This same issue was addressed in State v. Simms, 859 S.W.2d 943 (Mo. App. E.D. 1993). In Simms, the State informed the venire panel that the trial court would determine the defendant's sentence if he was found guilty. Id. at 946. The defendant claimed, as Roberts does now, that the prosecutor's statement constituted evidence of other crimes, and should have been excluded. Id. The eastern district of this Court rejected this argument:
We find that defendant failed to demonstrate that the prosecutor's statement constituted evidence of other crimes. Nothing in the record indicates that the statement exposed the jury to information adverse to defendant. No one revealed the reason why the judge, and not the jury, would be determining punishment, or that the reason had anything to do with other crimes.
Id. We similarly find that the prosecutor's statement made during voir dire in the present case did not disclose or imply to the jury any previous criminal activity by Roberts.4 Therefore, the trial court did not abuse its discretion in overruling Roberts's motion for mistrial.
Roberts's convictions for assault in the first degree and armed criminal action are affirmed.
1. Madewell died prior to trial from causes unrelated to the events of this case.
2. Roberts was initially charged in two separate cases, one for each victim. The cases were joined for trial.
3. Under section 557.036.4, RSMo, “the [trial] court, and not the jury, shall assess punishment if: (1) [t]he defendant requests in writing, prior to voir dire, that the court assess punishment in case of a finding of guilt; or (2) [t]he state pleads and proves the defendant is a prior offender, [or] persistent offender[.]”Statutory citations are to the Missouri Revised Statutes, updated through the 2015 supplement.
4. Roberts argues that several members of the venire had previously served as jurors in criminal trials and that “[i]t is highly likely that these individuals actually knew the reason they would not be participating in the penalty phase of the trial was because Mr. Roberts had prior convictions and thus would be sentenced by the court.” This assertion is founded on the assumption that members of the venire understood that a jury is not involved in sentencing when the State “pleads and proves the defendant is a prior offender [or] persistent offender” under section 557.036.4(2), RSMo. Aside from the profoundly speculative nature of this argument, it also ignores a separate and more benign basis for removing the assessment of punishment from the jury that has no relation to the defendant having a criminal history. Under 557.036.4(1), RSMo, the trial court, not the jury, determines punishment if “[t]he defendant requests in writing, prior to voir dire, that the court assess punishment in case of a finding of guilt[.]”
EDWARD R. ARDINI, JR., JUDGE
Response sent, thank you

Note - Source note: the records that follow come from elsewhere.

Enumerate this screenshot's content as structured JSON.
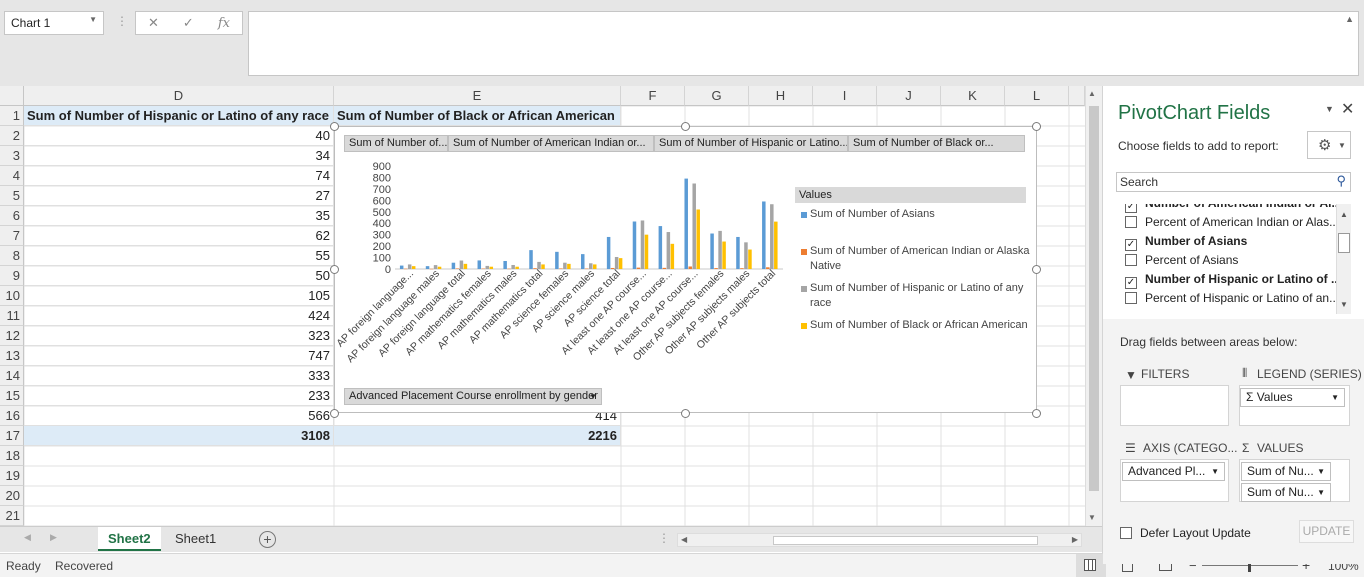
{
  "namebox": {
    "value": "Chart 1"
  },
  "formula": {
    "value": ""
  },
  "columns": [
    {
      "letter": "D"
    },
    {
      "letter": "E"
    },
    {
      "letter": "F"
    },
    {
      "letter": "G"
    },
    {
      "letter": "H"
    },
    {
      "letter": "I"
    },
    {
      "letter": "J"
    },
    {
      "letter": "K"
    },
    {
      "letter": "L"
    }
  ],
  "rows": [
    "1",
    "2",
    "3",
    "4",
    "5",
    "6",
    "7",
    "8",
    "9",
    "10",
    "11",
    "12",
    "13",
    "14",
    "15",
    "16",
    "17",
    "18",
    "19",
    "20",
    "21"
  ],
  "headers": {
    "d": "Sum of Number of Hispanic or Latino of any race",
    "e": "Sum of Number of Black or African American"
  },
  "d_values": [
    "40",
    "34",
    "74",
    "27",
    "35",
    "62",
    "55",
    "50",
    "105",
    "424",
    "323",
    "747",
    "333",
    "233",
    "566"
  ],
  "e_visible": {
    "row16": "414"
  },
  "totals": {
    "d": "3108",
    "e": "2216"
  },
  "chart": {
    "field_buttons": [
      "Sum of Number of...",
      "Sum of Number of American Indian or...",
      "Sum of Number of Hispanic or Latino...",
      "Sum of Number of Black or..."
    ],
    "axis_button": "Advanced Placement Course enrollment by gender",
    "legend_title": "Values",
    "colors": {
      "asian": "#5b9bd5",
      "native": "#ed7d31",
      "hispanic": "#a5a5a5",
      "black": "#ffc000"
    }
  },
  "chart_data": {
    "type": "bar",
    "ylim": [
      0,
      900
    ],
    "yticks": [
      "0",
      "100",
      "200",
      "300",
      "400",
      "500",
      "600",
      "700",
      "800",
      "900"
    ],
    "categories": [
      "AP foreign language...",
      "AP foreign language males",
      "AP foreign language total",
      "AP mathematics females",
      "AP mathematics males",
      "AP mathematics total",
      "AP science females",
      "AP science males",
      "AP science total",
      "At least one AP course...",
      "At least one AP course...",
      "At least one AP course...",
      "Other AP subjects females",
      "Other AP subjects males",
      "Other AP subjects total"
    ],
    "series": [
      {
        "name": "Sum of Number of Asians",
        "values": [
          30,
          25,
          55,
          75,
          70,
          165,
          150,
          130,
          280,
          415,
          375,
          790,
          310,
          280,
          590
        ]
      },
      {
        "name": "Sum of Number of American Indian or Alaska Native",
        "values": [
          3,
          2,
          5,
          4,
          3,
          7,
          5,
          4,
          9,
          12,
          10,
          22,
          8,
          7,
          15
        ]
      },
      {
        "name": "Sum of Number of Hispanic or Latino of any race",
        "values": [
          40,
          34,
          74,
          27,
          35,
          62,
          55,
          50,
          105,
          424,
          323,
          747,
          333,
          233,
          566
        ]
      },
      {
        "name": "Sum of Number of Black or African American",
        "values": [
          25,
          20,
          45,
          20,
          20,
          40,
          45,
          40,
          95,
          300,
          220,
          520,
          240,
          170,
          414
        ]
      }
    ],
    "legend_position": "right"
  },
  "legend_labels": [
    "Sum of Number of Asians",
    "Sum of Number of American Indian or Alaska Native",
    "Sum of Number of Hispanic or Latino of any race",
    "Sum of Number of Black or African American"
  ],
  "sheets": {
    "active": "Sheet2",
    "other": "Sheet1"
  },
  "status": {
    "ready": "Ready",
    "recovered": "Recovered",
    "zoom": "100%"
  },
  "panel": {
    "title": "PivotChart Fields",
    "choose": "Choose fields to add to report:",
    "search_placeholder": "Search",
    "fields": [
      {
        "label": "Number of American Indian or Al...",
        "checked": true,
        "bold": true
      },
      {
        "label": "Percent of American Indian or Alas...",
        "checked": false,
        "bold": false
      },
      {
        "label": "Number of Asians",
        "checked": true,
        "bold": true
      },
      {
        "label": "Percent of Asians",
        "checked": false,
        "bold": false
      },
      {
        "label": "Number of Hispanic or Latino of ...",
        "checked": true,
        "bold": true
      },
      {
        "label": "Percent of Hispanic or Latino of an...",
        "checked": false,
        "bold": false
      }
    ],
    "drag_text": "Drag fields between areas below:",
    "filters": "FILTERS",
    "legend": "LEGEND (SERIES)",
    "legend_item": "Values",
    "axis": "AXIS (CATEGO...",
    "axis_item": "Advanced Pl...",
    "values": "VALUES",
    "values_items": [
      "Sum of Nu...",
      "Sum of Nu..."
    ],
    "defer": "Defer Layout Update",
    "update": "UPDATE"
  }
}
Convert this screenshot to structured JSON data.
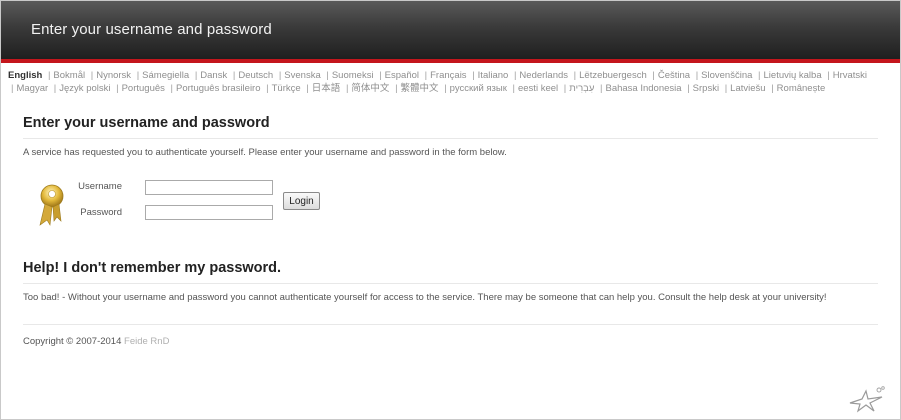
{
  "header": {
    "title": "Enter your username and password"
  },
  "languages": [
    {
      "label": "English",
      "selected": true
    },
    {
      "label": "Bokmål",
      "selected": false
    },
    {
      "label": "Nynorsk",
      "selected": false
    },
    {
      "label": "Sámegiella",
      "selected": false
    },
    {
      "label": "Dansk",
      "selected": false
    },
    {
      "label": "Deutsch",
      "selected": false
    },
    {
      "label": "Svenska",
      "selected": false
    },
    {
      "label": "Suomeksi",
      "selected": false
    },
    {
      "label": "Español",
      "selected": false
    },
    {
      "label": "Français",
      "selected": false
    },
    {
      "label": "Italiano",
      "selected": false
    },
    {
      "label": "Nederlands",
      "selected": false
    },
    {
      "label": "Lëtzebuergesch",
      "selected": false
    },
    {
      "label": "Čeština",
      "selected": false
    },
    {
      "label": "Slovenščina",
      "selected": false
    },
    {
      "label": "Lietuvių kalba",
      "selected": false
    },
    {
      "label": "Hrvatski",
      "selected": false
    },
    {
      "label": "Magyar",
      "selected": false
    },
    {
      "label": "Język polski",
      "selected": false
    },
    {
      "label": "Português",
      "selected": false
    },
    {
      "label": "Português brasileiro",
      "selected": false
    },
    {
      "label": "Türkçe",
      "selected": false
    },
    {
      "label": "日本語",
      "selected": false
    },
    {
      "label": "简体中文",
      "selected": false
    },
    {
      "label": "繁體中文",
      "selected": false
    },
    {
      "label": "русский язык",
      "selected": false
    },
    {
      "label": "eesti keel",
      "selected": false
    },
    {
      "label": "עִבְרִית",
      "selected": false
    },
    {
      "label": "Bahasa Indonesia",
      "selected": false
    },
    {
      "label": "Srpski",
      "selected": false
    },
    {
      "label": "Latviešu",
      "selected": false
    },
    {
      "label": "Românește",
      "selected": false
    }
  ],
  "login": {
    "heading": "Enter your username and password",
    "description": "A service has requested you to authenticate yourself. Please enter your username and password in the form below.",
    "username_label": "Username",
    "username_value": "",
    "password_label": "Password",
    "password_value": "",
    "login_button": "Login"
  },
  "help": {
    "heading": "Help! I don't remember my password.",
    "text": "Too bad! - Without your username and password you cannot authenticate yourself for access to the service. There may be someone that can help you. Consult the help desk at your university!"
  },
  "footer": {
    "copyright_prefix": "Copyright © 2007-2014",
    "copyright_link": "Feide RnD"
  },
  "icons": {
    "key": "key-icon",
    "logo": "feide-logo"
  },
  "colors": {
    "accent": "#c4161c",
    "header_bg": "#2e2e2e"
  }
}
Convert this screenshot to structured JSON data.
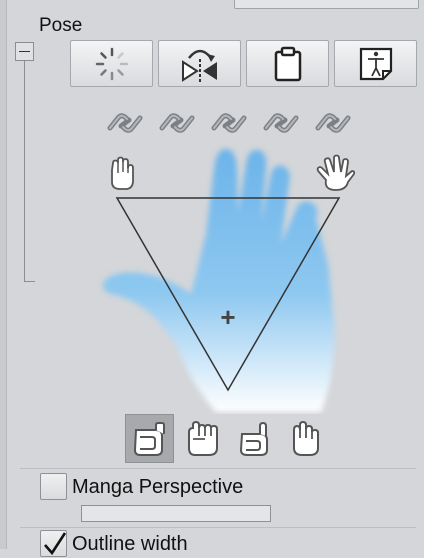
{
  "panel": {
    "title": "Pose"
  },
  "toolbar": {
    "buttons": [
      {
        "icon": "reset-pose-icon"
      },
      {
        "icon": "flip-horizontal-icon"
      },
      {
        "icon": "paste-pose-icon"
      },
      {
        "icon": "register-pose-material-icon"
      }
    ]
  },
  "finger_links": {
    "count": 5,
    "icon": "chain-link-icon"
  },
  "hand_controller": {
    "open_icon": "open-hand-icon",
    "spread_icon": "spread-hand-icon",
    "center_marker": "+"
  },
  "hand_presets": [
    {
      "icon": "fist-thumb-side-icon",
      "selected": true
    },
    {
      "icon": "fist-knuckles-icon",
      "selected": false
    },
    {
      "icon": "fist-thumb-up-icon",
      "selected": false
    },
    {
      "icon": "fist-back-icon",
      "selected": false
    }
  ],
  "settings": {
    "manga_perspective": {
      "label": "Manga Perspective",
      "checked": false
    },
    "outline_width": {
      "label": "Outline width",
      "checked": true
    }
  }
}
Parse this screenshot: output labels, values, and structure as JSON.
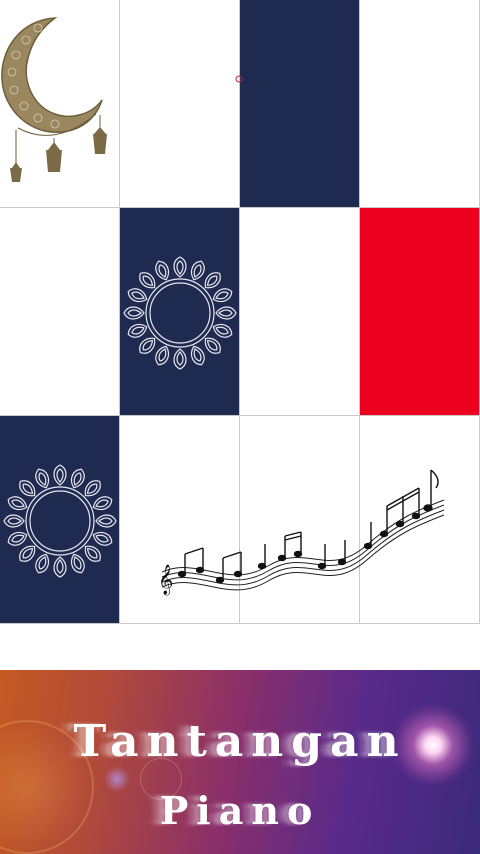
{
  "game": {
    "title_line1": "Tantangan",
    "title_line2": "Piano"
  },
  "tiles": [
    {
      "row": 0,
      "col": 0,
      "color": "white",
      "decoration": "crescent-moon-lantern-icon"
    },
    {
      "row": 0,
      "col": 1,
      "color": "white",
      "decoration": ""
    },
    {
      "row": 0,
      "col": 2,
      "color": "navy",
      "decoration": ""
    },
    {
      "row": 0,
      "col": 3,
      "color": "white",
      "decoration": ""
    },
    {
      "row": 1,
      "col": 0,
      "color": "white",
      "decoration": ""
    },
    {
      "row": 1,
      "col": 1,
      "color": "navy",
      "decoration": "mandala-icon"
    },
    {
      "row": 1,
      "col": 2,
      "color": "white",
      "decoration": ""
    },
    {
      "row": 1,
      "col": 3,
      "color": "red",
      "decoration": ""
    },
    {
      "row": 2,
      "col": 0,
      "color": "navy",
      "decoration": "mandala-icon"
    },
    {
      "row": 2,
      "col": 1,
      "color": "white",
      "decoration": ""
    },
    {
      "row": 2,
      "col": 2,
      "color": "white",
      "decoration": ""
    },
    {
      "row": 2,
      "col": 3,
      "color": "white",
      "decoration": ""
    }
  ],
  "colors": {
    "navy": "#1f2a50",
    "red": "#ec0020",
    "white": "#ffffff",
    "moon_gold": "#8b7a55"
  },
  "decorations": {
    "music_staff": "music-notes-staff-icon"
  }
}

A free source of state and federal court opinions, state laws, and the United States Code. For more information about the legal concepts addressed by these cases and statutes visit FindLaw's Learn About the Law.
Docket No: WD 82193
Decided: December 24, 2019
Court: Missouri Court of Appeals, Western District.
Search our directory by legal issue
Enter information in one or both fields (Required)
FindLaw for Legal Professionals
Search our directory by legal issue
Enter information in one or both fields (Required)